### WHAT THIS TASK INVOLVES
Extract every line below, verbatim.

━━━━━━━━━━━━━━━━━━━━

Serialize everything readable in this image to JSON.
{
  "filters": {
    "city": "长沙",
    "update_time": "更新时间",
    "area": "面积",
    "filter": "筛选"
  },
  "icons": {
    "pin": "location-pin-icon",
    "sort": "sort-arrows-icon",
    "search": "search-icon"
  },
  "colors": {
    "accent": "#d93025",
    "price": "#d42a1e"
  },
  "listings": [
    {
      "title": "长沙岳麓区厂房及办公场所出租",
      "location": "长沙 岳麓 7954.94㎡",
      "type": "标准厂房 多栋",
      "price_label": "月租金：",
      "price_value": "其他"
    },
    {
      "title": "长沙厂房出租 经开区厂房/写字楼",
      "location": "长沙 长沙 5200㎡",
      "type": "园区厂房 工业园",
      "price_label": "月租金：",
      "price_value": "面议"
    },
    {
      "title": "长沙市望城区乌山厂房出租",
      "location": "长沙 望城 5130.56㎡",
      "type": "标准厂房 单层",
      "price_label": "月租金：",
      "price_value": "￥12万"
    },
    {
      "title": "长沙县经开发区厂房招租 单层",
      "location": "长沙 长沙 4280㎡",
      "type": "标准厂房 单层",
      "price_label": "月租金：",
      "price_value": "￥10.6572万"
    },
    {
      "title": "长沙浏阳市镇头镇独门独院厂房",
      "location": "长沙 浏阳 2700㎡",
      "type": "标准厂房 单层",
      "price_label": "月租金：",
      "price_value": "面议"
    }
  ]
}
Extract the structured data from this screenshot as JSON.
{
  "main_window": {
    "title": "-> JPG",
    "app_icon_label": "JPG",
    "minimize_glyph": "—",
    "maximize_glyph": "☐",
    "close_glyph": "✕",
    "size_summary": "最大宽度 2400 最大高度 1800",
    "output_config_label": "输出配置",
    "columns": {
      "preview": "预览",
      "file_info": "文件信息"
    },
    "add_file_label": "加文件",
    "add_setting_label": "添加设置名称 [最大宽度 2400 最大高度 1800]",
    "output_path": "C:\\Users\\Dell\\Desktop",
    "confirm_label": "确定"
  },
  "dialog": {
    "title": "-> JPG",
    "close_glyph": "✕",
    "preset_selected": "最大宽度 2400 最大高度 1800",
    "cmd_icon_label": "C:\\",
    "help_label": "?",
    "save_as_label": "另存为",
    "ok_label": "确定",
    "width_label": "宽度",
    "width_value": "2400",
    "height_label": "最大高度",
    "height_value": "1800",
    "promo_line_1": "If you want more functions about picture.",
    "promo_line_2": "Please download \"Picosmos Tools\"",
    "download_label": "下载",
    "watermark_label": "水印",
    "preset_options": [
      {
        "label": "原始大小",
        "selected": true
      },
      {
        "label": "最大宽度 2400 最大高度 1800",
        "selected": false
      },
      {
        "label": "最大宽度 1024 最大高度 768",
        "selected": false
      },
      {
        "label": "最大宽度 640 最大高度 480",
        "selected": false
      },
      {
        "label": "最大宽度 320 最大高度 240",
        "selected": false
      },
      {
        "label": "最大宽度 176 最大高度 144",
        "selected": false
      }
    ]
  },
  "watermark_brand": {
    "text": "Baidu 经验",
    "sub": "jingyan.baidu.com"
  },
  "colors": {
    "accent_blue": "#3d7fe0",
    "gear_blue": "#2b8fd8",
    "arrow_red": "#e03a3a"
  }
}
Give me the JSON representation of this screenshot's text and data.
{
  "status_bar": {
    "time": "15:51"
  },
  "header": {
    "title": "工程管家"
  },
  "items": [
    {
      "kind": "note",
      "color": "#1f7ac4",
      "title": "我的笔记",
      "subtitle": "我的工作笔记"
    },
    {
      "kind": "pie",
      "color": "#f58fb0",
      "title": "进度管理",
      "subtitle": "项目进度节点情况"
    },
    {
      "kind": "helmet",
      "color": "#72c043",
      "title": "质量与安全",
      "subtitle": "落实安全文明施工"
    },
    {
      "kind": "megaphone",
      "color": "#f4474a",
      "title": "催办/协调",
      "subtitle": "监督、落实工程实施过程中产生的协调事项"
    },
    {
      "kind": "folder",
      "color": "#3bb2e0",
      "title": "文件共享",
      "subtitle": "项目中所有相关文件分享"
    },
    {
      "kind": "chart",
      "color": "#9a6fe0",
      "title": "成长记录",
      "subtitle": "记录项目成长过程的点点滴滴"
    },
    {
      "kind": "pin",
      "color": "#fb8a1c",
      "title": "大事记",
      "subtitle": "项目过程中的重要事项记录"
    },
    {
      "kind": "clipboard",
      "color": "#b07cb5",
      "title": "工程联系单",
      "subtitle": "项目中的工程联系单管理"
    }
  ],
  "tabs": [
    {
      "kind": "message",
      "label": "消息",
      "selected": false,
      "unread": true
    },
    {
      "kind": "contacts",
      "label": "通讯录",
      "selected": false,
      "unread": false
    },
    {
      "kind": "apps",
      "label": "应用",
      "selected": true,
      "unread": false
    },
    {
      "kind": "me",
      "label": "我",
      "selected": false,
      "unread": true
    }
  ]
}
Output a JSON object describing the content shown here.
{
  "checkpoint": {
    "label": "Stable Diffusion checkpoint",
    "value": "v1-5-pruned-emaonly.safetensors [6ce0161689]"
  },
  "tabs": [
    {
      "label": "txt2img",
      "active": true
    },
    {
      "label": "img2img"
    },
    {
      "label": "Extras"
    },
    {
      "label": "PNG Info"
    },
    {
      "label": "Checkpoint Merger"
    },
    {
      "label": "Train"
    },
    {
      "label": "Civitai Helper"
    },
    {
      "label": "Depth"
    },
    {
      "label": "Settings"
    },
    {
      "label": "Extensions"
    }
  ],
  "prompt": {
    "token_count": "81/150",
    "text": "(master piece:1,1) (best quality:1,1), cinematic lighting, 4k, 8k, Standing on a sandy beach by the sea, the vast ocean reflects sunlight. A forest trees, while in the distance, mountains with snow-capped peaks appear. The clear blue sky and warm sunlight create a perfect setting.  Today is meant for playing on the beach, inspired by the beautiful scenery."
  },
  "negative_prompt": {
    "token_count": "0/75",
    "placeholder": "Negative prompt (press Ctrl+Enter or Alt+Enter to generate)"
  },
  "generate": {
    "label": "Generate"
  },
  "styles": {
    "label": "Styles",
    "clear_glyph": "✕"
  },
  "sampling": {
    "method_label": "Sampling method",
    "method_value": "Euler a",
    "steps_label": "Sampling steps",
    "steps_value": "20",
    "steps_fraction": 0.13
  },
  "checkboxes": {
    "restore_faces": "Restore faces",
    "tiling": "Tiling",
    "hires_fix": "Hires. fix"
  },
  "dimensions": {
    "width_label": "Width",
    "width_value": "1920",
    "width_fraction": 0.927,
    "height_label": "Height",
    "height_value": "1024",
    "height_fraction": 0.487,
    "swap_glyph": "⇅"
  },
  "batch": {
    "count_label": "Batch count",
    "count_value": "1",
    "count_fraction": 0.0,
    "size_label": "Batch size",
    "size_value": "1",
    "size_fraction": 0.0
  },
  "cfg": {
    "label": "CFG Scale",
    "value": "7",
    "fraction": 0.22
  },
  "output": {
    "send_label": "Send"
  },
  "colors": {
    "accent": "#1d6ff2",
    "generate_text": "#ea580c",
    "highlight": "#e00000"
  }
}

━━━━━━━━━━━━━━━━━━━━

### FINISHED TASK
Serialize everything readable in this image to JSON.
{
  "filters": {
    "city": "长沙",
    "update_time": "更新时间",
    "area": "面积",
    "filter": "筛选"
  },
  "icons": {
    "pin": "location-pin-icon",
    "sort": "sort-arrows-icon",
    "search": "search-icon"
  },
  "colors": {
    "accent": "#d93025",
    "price": "#d42a1e"
  },
  "listings": [
    {
      "title": "长沙岳麓区厂房及办公场所出租",
      "location": "长沙 岳麓 7954.94㎡",
      "type": "标准厂房 多栋",
      "price_label": "月租金：",
      "price_value": "其他"
    },
    {
      "title": "长沙厂房出租 经开区厂房/写字楼",
      "location": "长沙 长沙 5200㎡",
      "type": "园区厂房 工业园",
      "price_label": "月租金：",
      "price_value": "面议"
    },
    {
      "title": "长沙市望城区乌山厂房出租",
      "location": "长沙 望城 5130.56㎡",
      "type": "标准厂房 单层",
      "price_label": "月租金：",
      "price_value": "￥12万"
    },
    {
      "title": "长沙县经开发区厂房招租 单层",
      "location": "长沙 长沙 4280㎡",
      "type": "标准厂房 单层",
      "price_label": "月租金：",
      "price_value": "￥10.6572万"
    },
    {
      "title": "长沙浏阳市镇头镇独门独院厂房",
      "location": "长沙 浏阳 2700㎡",
      "type": "标准厂房 单层",
      "price_label": "月租金：",
      "price_value": "面议"
    }
  ]
}
Extract the structured data from this screenshot as JSON.
{
  "main_window": {
    "title": "-> JPG",
    "app_icon_label": "JPG",
    "minimize_glyph": "—",
    "maximize_glyph": "☐",
    "close_glyph": "✕",
    "size_summary": "最大宽度 2400 最大高度 1800",
    "output_config_label": "输出配置",
    "columns": {
      "preview": "预览",
      "file_info": "文件信息"
    },
    "add_file_label": "加文件",
    "add_setting_label": "添加设置名称 [最大宽度 2400 最大高度 1800]",
    "output_path": "C:\\Users\\Dell\\Desktop",
    "confirm_label": "确定"
  },
  "dialog": {
    "title": "-> JPG",
    "close_glyph": "✕",
    "preset_selected": "最大宽度 2400 最大高度 1800",
    "cmd_icon_label": "C:\\",
    "help_label": "?",
    "save_as_label": "另存为",
    "ok_label": "确定",
    "width_label": "宽度",
    "width_value": "2400",
    "height_label": "最大高度",
    "height_value": "1800",
    "promo_line_1": "If you want more functions about picture.",
    "promo_line_2": "Please download \"Picosmos Tools\"",
    "download_label": "下载",
    "watermark_label": "水印",
    "preset_options": [
      {
        "label": "原始大小",
        "selected": true
      },
      {
        "label": "最大宽度 2400 最大高度 1800",
        "selected": false
      },
      {
        "label": "最大宽度 1024 最大高度 768",
        "selected": false
      },
      {
        "label": "最大宽度 640 最大高度 480",
        "selected": false
      },
      {
        "label": "最大宽度 320 最大高度 240",
        "selected": false
      },
      {
        "label": "最大宽度 176 最大高度 144",
        "selected": false
      }
    ]
  },
  "watermark_brand": {
    "text": "Baidu 经验",
    "sub": "jingyan.baidu.com"
  },
  "colors": {
    "accent_blue": "#3d7fe0",
    "gear_blue": "#2b8fd8",
    "arrow_red": "#e03a3a"
  }
}
Give me the JSON representation of this screenshot's text and data.
{
  "status_bar": {
    "time": "15:51"
  },
  "header": {
    "title": "工程管家"
  },
  "items": [
    {
      "kind": "note",
      "color": "#1f7ac4",
      "title": "我的笔记",
      "subtitle": "我的工作笔记"
    },
    {
      "kind": "pie",
      "color": "#f58fb0",
      "title": "进度管理",
      "subtitle": "项目进度节点情况"
    },
    {
      "kind": "helmet",
      "color": "#72c043",
      "title": "质量与安全",
      "subtitle": "落实安全文明施工"
    },
    {
      "kind": "megaphone",
      "color": "#f4474a",
      "title": "催办/协调",
      "subtitle": "监督、落实工程实施过程中产生的协调事项"
    },
    {
      "kind": "folder",
      "color": "#3bb2e0",
      "title": "文件共享",
      "subtitle": "项目中所有相关文件分享"
    },
    {
      "kind": "chart",
      "color": "#9a6fe0",
      "title": "成长记录",
      "subtitle": "记录项目成长过程的点点滴滴"
    },
    {
      "kind": "pin",
      "color": "#fb8a1c",
      "title": "大事记",
      "subtitle": "项目过程中的重要事项记录"
    },
    {
      "kind": "clipboard",
      "color": "#b07cb5",
      "title": "工程联系单",
      "subtitle": "项目中的工程联系单管理"
    }
  ],
  "tabs": [
    {
      "kind": "message",
      "label": "消息",
      "selected": false,
      "unread": true
    },
    {
      "kind": "contacts",
      "label": "通讯录",
      "selected": false,
      "unread": false
    },
    {
      "kind": "apps",
      "label": "应用",
      "selected": true,
      "unread": false
    },
    {
      "kind": "me",
      "label": "我",
      "selected": false,
      "unread": true
    }
  ]
}
Output a JSON object describing the content shown here.
{
  "checkpoint": {
    "label": "Stable Diffusion checkpoint",
    "value": "v1-5-pruned-emaonly.safetensors [6ce0161689]"
  },
  "tabs": [
    {
      "label": "txt2img",
      "active": true
    },
    {
      "label": "img2img"
    },
    {
      "label": "Extras"
    },
    {
      "label": "PNG Info"
    },
    {
      "label": "Checkpoint Merger"
    },
    {
      "label": "Train"
    },
    {
      "label": "Civitai Helper"
    },
    {
      "label": "Depth"
    },
    {
      "label": "Settings"
    },
    {
      "label": "Extensions"
    }
  ],
  "prompt": {
    "token_count": "81/150",
    "text": "(master piece:1,1) (best quality:1,1), cinematic lighting, 4k, 8k, Standing on a sandy beach by the sea, the vast ocean reflects sunlight. A forest trees, while in the distance, mountains with snow-capped peaks appear. The clear blue sky and warm sunlight create a perfect setting.  Today is meant for playing on the beach, inspired by the beautiful scenery."
  },
  "negative_prompt": {
    "token_count": "0/75",
    "placeholder": "Negative prompt (press Ctrl+Enter or Alt+Enter to generate)"
  },
  "generate": {
    "label": "Generate"
  },
  "styles": {
    "label": "Styles",
    "clear_glyph": "✕"
  },
  "sampling": {
    "method_label": "Sampling method",
    "method_value": "Euler a",
    "steps_label": "Sampling steps",
    "steps_value": "20",
    "steps_fraction": 0.13
  },
  "checkboxes": {
    "restore_faces": "Restore faces",
    "tiling": "Tiling",
    "hires_fix": "Hires. fix"
  },
  "dimensions": {
    "width_label": "Width",
    "width_value": "1920",
    "width_fraction": 0.927,
    "height_label": "Height",
    "height_value": "1024",
    "height_fraction": 0.487,
    "swap_glyph": "⇅"
  },
  "batch": {
    "count_label": "Batch count",
    "count_value": "1",
    "count_fraction": 0.0,
    "size_label": "Batch size",
    "size_value": "1",
    "size_fraction": 0.0
  },
  "cfg": {
    "label": "CFG Scale",
    "value": "7",
    "fraction": 0.22
  },
  "output": {
    "send_label": "Send"
  },
  "colors": {
    "accent": "#1d6ff2",
    "generate_text": "#ea580c",
    "highlight": "#e00000"
  }
}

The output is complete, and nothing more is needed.